The records: Begin

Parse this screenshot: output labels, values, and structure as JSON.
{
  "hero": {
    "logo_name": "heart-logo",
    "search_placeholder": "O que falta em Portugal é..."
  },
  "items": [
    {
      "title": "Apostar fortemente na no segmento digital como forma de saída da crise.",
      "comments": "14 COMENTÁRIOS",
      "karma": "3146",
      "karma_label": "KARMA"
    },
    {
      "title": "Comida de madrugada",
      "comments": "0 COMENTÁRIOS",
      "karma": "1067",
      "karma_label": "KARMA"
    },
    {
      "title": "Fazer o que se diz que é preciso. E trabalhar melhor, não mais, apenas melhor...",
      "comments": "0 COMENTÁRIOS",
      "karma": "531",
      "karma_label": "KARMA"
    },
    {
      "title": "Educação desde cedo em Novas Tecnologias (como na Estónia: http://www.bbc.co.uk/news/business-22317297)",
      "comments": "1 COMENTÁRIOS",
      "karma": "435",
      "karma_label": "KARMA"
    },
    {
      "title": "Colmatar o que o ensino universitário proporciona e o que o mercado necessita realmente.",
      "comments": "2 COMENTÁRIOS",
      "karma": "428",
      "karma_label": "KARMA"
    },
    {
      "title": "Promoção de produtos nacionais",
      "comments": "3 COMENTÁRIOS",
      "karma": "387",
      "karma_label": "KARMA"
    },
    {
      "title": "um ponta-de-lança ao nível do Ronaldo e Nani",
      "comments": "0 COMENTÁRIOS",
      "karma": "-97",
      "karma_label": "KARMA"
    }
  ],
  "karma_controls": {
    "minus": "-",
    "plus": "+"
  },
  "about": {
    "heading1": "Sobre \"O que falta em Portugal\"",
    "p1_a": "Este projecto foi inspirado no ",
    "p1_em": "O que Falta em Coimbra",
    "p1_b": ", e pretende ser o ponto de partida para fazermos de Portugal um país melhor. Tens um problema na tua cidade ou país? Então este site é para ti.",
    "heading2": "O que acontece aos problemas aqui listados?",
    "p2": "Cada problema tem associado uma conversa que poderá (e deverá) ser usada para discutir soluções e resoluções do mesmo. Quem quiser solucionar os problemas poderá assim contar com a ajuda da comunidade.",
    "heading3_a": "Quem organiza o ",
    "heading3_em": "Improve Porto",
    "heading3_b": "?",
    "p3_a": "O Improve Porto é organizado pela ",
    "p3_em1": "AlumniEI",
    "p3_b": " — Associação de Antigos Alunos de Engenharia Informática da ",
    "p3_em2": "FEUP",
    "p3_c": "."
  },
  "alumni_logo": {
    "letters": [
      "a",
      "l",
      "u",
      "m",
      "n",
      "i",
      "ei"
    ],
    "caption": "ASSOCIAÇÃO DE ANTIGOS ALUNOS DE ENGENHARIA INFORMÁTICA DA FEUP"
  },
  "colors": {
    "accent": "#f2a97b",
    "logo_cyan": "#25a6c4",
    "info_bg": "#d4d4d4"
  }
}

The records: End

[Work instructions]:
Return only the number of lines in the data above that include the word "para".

[Answer space]:
2